TASK INSTRUCTIONS: Copy each line below in which the string "center" appears.

DATASET EXTRACT:
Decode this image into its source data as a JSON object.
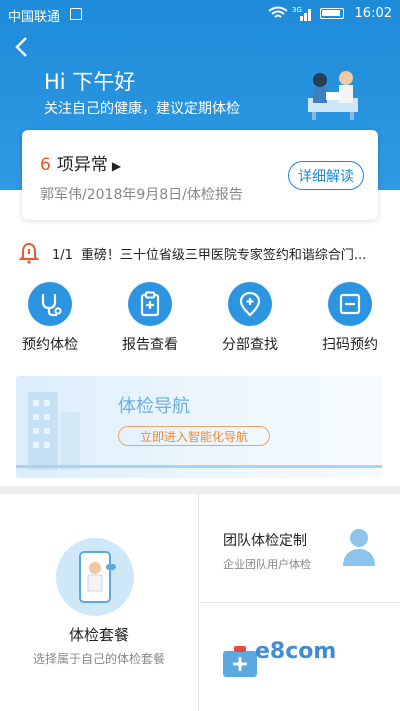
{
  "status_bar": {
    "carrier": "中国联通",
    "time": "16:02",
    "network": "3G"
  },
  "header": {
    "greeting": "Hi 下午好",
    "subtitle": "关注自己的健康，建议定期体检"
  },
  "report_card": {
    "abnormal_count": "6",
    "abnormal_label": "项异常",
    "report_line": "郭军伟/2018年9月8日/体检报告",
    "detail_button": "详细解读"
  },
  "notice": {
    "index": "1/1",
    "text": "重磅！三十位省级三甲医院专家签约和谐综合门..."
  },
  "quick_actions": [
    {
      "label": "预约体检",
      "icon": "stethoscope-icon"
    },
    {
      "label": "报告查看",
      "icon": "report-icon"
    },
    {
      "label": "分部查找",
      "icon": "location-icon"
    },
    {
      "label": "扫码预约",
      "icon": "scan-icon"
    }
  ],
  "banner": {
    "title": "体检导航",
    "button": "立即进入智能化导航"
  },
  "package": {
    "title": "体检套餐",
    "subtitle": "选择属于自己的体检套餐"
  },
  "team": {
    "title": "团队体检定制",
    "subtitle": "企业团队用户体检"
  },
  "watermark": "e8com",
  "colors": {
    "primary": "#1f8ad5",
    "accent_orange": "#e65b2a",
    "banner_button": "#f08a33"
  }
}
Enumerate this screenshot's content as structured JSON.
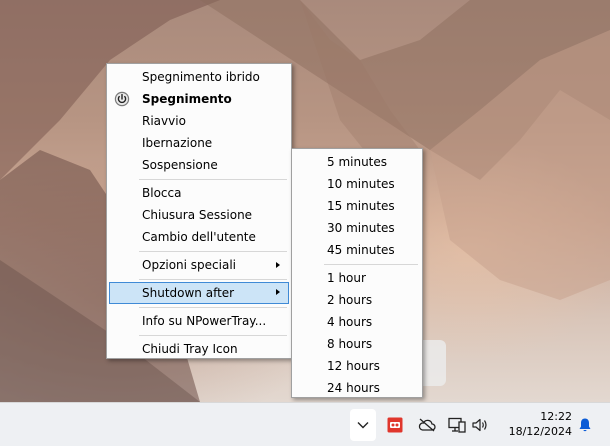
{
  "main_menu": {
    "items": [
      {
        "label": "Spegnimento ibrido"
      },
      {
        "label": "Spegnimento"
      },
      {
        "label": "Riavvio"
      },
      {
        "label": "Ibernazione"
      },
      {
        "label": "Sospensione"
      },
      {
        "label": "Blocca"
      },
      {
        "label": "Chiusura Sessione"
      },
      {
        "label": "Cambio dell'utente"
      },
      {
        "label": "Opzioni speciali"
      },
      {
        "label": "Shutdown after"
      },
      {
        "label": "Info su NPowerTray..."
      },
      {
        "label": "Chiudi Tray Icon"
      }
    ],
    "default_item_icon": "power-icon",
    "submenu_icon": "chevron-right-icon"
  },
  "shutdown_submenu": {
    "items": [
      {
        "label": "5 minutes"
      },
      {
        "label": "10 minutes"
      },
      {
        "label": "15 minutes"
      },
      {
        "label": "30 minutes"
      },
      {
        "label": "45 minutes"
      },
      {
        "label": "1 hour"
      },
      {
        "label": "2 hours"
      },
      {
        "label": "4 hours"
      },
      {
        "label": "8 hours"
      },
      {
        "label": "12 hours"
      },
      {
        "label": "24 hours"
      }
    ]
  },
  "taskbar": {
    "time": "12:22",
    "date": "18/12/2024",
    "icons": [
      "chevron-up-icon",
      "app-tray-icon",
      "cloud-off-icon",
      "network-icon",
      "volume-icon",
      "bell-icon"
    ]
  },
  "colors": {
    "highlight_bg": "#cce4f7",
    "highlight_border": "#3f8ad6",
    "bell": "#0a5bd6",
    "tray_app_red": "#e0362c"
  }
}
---
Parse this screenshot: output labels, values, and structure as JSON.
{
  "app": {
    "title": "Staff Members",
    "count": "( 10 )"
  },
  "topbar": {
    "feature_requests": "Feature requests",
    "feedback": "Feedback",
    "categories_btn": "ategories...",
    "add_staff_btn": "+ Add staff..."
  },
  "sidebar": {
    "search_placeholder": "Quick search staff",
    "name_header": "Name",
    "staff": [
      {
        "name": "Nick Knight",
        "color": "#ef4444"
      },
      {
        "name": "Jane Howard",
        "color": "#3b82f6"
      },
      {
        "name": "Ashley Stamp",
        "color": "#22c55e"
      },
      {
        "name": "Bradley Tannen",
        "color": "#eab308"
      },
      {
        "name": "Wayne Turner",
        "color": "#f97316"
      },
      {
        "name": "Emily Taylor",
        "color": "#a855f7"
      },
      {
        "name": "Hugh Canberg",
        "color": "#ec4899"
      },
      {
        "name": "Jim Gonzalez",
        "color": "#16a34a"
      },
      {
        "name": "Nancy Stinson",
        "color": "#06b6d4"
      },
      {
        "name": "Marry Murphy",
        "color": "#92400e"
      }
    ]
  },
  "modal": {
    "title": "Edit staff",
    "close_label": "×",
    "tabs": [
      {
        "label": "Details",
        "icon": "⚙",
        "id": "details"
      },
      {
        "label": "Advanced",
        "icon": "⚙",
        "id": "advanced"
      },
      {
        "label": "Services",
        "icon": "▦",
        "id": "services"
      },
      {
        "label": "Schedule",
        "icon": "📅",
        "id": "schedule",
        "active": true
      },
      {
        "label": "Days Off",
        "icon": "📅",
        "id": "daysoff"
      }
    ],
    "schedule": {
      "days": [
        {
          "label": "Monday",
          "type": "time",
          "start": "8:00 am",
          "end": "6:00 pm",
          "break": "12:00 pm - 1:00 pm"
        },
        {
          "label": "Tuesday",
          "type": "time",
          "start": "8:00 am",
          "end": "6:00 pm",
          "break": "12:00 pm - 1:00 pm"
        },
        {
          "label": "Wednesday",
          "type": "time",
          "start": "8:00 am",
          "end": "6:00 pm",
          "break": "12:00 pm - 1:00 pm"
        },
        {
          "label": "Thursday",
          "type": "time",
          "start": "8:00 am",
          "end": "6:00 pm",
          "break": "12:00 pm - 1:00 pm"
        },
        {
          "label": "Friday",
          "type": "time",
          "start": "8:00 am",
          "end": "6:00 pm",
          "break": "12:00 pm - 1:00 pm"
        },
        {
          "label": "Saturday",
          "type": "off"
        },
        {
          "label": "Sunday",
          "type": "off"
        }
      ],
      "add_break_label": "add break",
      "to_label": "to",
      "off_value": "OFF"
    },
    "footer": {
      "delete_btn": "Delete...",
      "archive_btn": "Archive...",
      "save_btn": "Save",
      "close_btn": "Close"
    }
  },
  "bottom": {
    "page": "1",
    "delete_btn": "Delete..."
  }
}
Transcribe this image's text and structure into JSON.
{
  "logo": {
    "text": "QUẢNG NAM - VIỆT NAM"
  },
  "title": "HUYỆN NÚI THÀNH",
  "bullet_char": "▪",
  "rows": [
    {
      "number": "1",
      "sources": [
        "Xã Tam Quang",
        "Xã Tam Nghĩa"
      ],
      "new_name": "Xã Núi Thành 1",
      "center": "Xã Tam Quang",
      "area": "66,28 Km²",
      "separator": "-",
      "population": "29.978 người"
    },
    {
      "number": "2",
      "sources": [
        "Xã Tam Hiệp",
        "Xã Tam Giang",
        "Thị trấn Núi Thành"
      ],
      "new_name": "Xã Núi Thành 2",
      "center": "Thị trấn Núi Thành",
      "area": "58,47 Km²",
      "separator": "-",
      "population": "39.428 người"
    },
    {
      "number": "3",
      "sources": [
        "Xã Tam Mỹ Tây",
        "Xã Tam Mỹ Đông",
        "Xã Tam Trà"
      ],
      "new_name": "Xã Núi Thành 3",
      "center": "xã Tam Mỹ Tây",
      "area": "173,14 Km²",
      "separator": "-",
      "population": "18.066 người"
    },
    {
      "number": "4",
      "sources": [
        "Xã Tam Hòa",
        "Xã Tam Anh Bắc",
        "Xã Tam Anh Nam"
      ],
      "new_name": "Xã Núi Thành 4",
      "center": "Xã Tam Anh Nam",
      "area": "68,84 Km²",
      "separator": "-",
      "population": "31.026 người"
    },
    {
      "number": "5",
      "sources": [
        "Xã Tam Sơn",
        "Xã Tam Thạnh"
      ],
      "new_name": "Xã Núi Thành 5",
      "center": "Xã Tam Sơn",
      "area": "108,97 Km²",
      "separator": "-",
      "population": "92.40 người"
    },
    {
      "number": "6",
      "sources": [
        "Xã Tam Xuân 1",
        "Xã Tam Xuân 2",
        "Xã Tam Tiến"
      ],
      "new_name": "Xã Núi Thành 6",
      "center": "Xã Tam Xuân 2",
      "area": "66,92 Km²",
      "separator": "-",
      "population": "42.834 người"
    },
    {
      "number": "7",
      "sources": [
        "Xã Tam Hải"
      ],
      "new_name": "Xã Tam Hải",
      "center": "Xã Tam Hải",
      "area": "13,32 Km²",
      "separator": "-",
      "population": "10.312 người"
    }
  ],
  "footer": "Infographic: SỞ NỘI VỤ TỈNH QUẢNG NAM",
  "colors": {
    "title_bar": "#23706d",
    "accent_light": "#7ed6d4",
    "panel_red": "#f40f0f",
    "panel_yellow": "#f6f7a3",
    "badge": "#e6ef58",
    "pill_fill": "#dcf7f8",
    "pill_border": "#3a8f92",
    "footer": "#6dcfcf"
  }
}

RESPONSE BELOW:
      "center": "Xã Tam Quang",
      "center": "Thị trấn Núi Thành",
      "center": "xã Tam Mỹ Tây",
      "center": "Xã Tam Anh Nam",
      "center": "Xã Tam Sơn",
      "center": "Xã Tam Xuân 2",
      "center": "Xã Tam Hải",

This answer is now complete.